My video playlist is extremely varied, as are my musical tastes. One video mght be Blue Oyster Cult and the next one a tune by Ma Rainey (blues artist from the 30s). The Sex Pistols are on there as is N.W.A. 

On this particular day Katy Perry’s “Last Friday Night” popped up (I don’t care, it’s a funny video, I’ll insert it below) and there’s a stanza in there that I just love:

Pictures of last night

Ended up online

I’m screwed

Oh well.

It’s a blacked out blur

But I’m pretty sure

It ruled

Damn!

It was particularly interesting because last night Karren and I watched Terminator Genisys, which is about how Skynet takes over and destroys the world because of everybody wanting to be online all the time.

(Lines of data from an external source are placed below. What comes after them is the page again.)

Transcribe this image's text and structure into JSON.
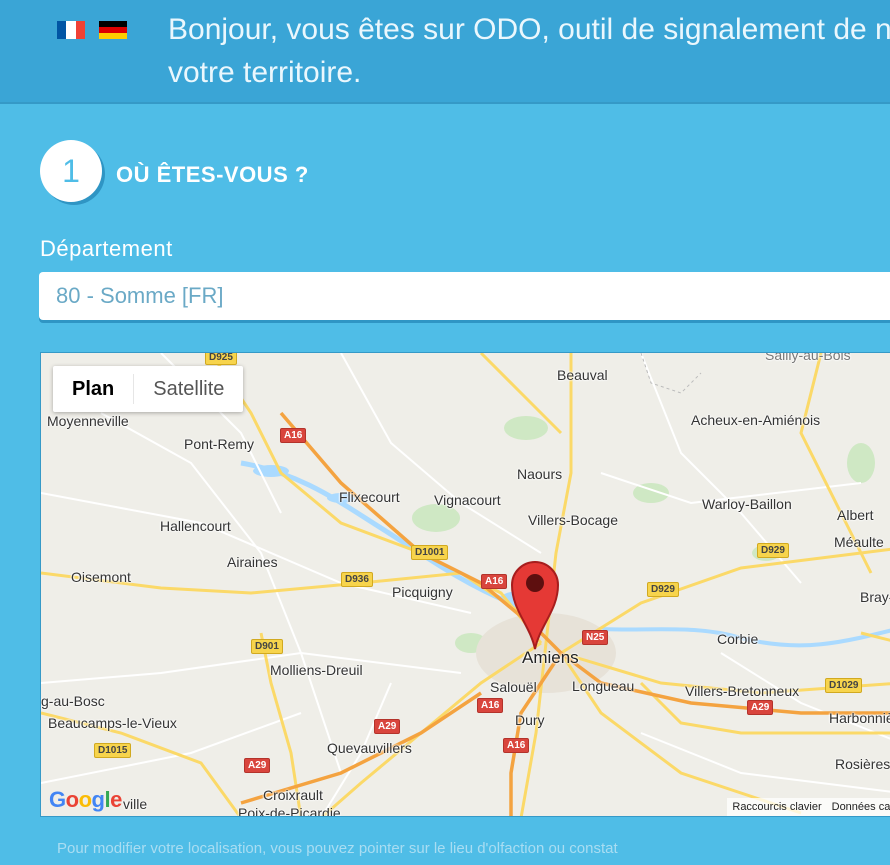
{
  "header": {
    "flags": [
      {
        "name": "french-flag-icon",
        "colors": [
          "#0055a4",
          "#ffffff",
          "#ef4135"
        ]
      },
      {
        "name": "german-flag-icon",
        "colors": [
          "#000000",
          "#dd0000",
          "#ffce00"
        ]
      }
    ],
    "line1": "Bonjour, vous êtes sur ODO, outil de signalement de n",
    "line2": "votre territoire."
  },
  "step": {
    "number": "1",
    "title": "OÙ ÊTES-VOUS ?"
  },
  "department": {
    "label": "Département",
    "value": "80 - Somme [FR]"
  },
  "map": {
    "type_buttons": {
      "plan": "Plan",
      "satellite": "Satellite"
    },
    "places": {
      "sailly": "Sailly-au-Bois",
      "beauval": "Beauval",
      "moyenneville": "Moyenneville",
      "acheux": "Acheux-en-Amiénois",
      "pont_remy": "Pont-Remy",
      "naours": "Naours",
      "flixecourt": "Flixecourt",
      "vignacourt": "Vignacourt",
      "warloy": "Warloy-Baillon",
      "hallencourt": "Hallencourt",
      "villers_bocage": "Villers-Bocage",
      "albert": "Albert",
      "meaulte": "Méaulte",
      "airaines": "Airaines",
      "oisemont": "Oisemont",
      "picquigny": "Picquigny",
      "bray": "Bray-",
      "corbie": "Corbie",
      "amiens": "Amiens",
      "molliens": "Molliens-Dreuil",
      "salouel": "Salouël",
      "longueau": "Longueau",
      "villers_bretonneux": "Villers-Bretonneux",
      "gaubosc": "g-au-Bosc",
      "beaucamps": "Beaucamps-le-Vieux",
      "harbonnieres": "Harbonniè",
      "dury": "Dury",
      "quevauvillers": "Quevauvillers",
      "rosieres": "Rosières",
      "croixrault": "Croixrault",
      "poix": "Poix-de-Picardie",
      "ville": "ville"
    },
    "roads": {
      "d925": "D925",
      "a16a": "A16",
      "d1001": "D1001",
      "a16b": "A16",
      "d936": "D936",
      "d929a": "D929",
      "d929b": "D929",
      "n25": "N25",
      "d901": "D901",
      "a16c": "A16",
      "a29a": "A29",
      "a29b": "A29",
      "d1029": "D1029",
      "a16d": "A16",
      "d1015": "D1015",
      "a29c": "A29"
    },
    "google_logo": [
      "G",
      "o",
      "o",
      "g",
      "l",
      "e"
    ],
    "google_colors": [
      "#4285f4",
      "#ea4335",
      "#fbbc05",
      "#4285f4",
      "#34a853",
      "#ea4335"
    ],
    "footer": {
      "shortcuts": "Raccourcis clavier",
      "data": "Données car"
    },
    "marker_color": "#e53935"
  },
  "hint": "Pour modifier votre localisation, vous pouvez pointer sur le lieu d'olfaction ou constat"
}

Social media is great in a lot of ways. It allows me to unilaterally talk to my fans, to friends, and to meet new people all over the world. I’ve got several writer “friends” across the world that I likely would have never had the chance to interact with absent Facebook. There are others who aren’t writers but are friends because I asked or they asked and they seemed interesting (and it turns out they are!).

But I am so, so glad social media didn’t exist during those years before I settled down and particularly in high school. I have to temper what I put on my blog and elsewhere because I know my Mom and my kids read it. Mom would probably still have a stroke if she knew all of the misadventures I’d pursued and the kids (adults now) would regard it either as permission or hypocrisy that what I did and what I told them not to do are polar opposites.

 But the good thing about being a writer is that I can stick some of the memories into a book somewhere and people (at least the ones who weren’t there) won’t know if I made it up or if it is a bit of personal history.

I can’t fathom why so many people, my age and younger, have the inclination and want to take the time and effort to put their entire lives online for others to see.

I know I wouldn’t have done it but I also know I probably had some acquaintances who would have and likely my endeavors would have been chronicled just because I was there. There was one party where friends woke up in the front yard the next day, plus the dog had vomit all over him and even he looked ashamed (the dog, not the friend).

The thought of having all of that preserved for posterity anywhere other than my mind just makes me shiver.

 

Help! Need Reviews – Amazon Strikes Again!

I noticed a couple of weeks ago that Amazon seems to have, once again, removed a number of reviews even though I don't use paid reviewers for my products and so I'd ask anyone who has read any of my books to take a minute, if it isn't too much trouble, and head on over to Amazon.com and GoodReads.com and leave a review on any of my books they have read.

Apparently, Amazon has now initiated a policy where on some occasions they remove reviews from people who are your social media contacts. Since I do my best to interact with readers as much as possible, both in person and online, and have accounts on almost all of the social media sites I can only assume this is why some of the reviews were removed.

This happened last year (I think it was last year) when I lost a number of reviews with no explanation from Amazon (who also owns Goodreads) despite a request for them to explain what happened. As I said, I don't use paid reviews, unlike some other authors from the large publishing houses, and I can't tell why these were targeted but I know it happened to a number of independent writers all within a few days of each other. I applaud Amazon's attempts to make sure people aren't just buying reviews and are doing their best to police this practice but there appears to be some issues with their algorithms and if they actually are removing those of people who have "liked" a Faceboo page or interacted with a social media site then it does a great disservice to both independent authors and their readers, both of whom are Amazon customers.

In the online world of book sales, you live or die based on your reviews since people tend to buy what other people have liked and I can only ask those of you who have read my works to take a minute and leave a few words at these two sites or any others you go to.

I hate to impose on anyone but it would be much appreciated.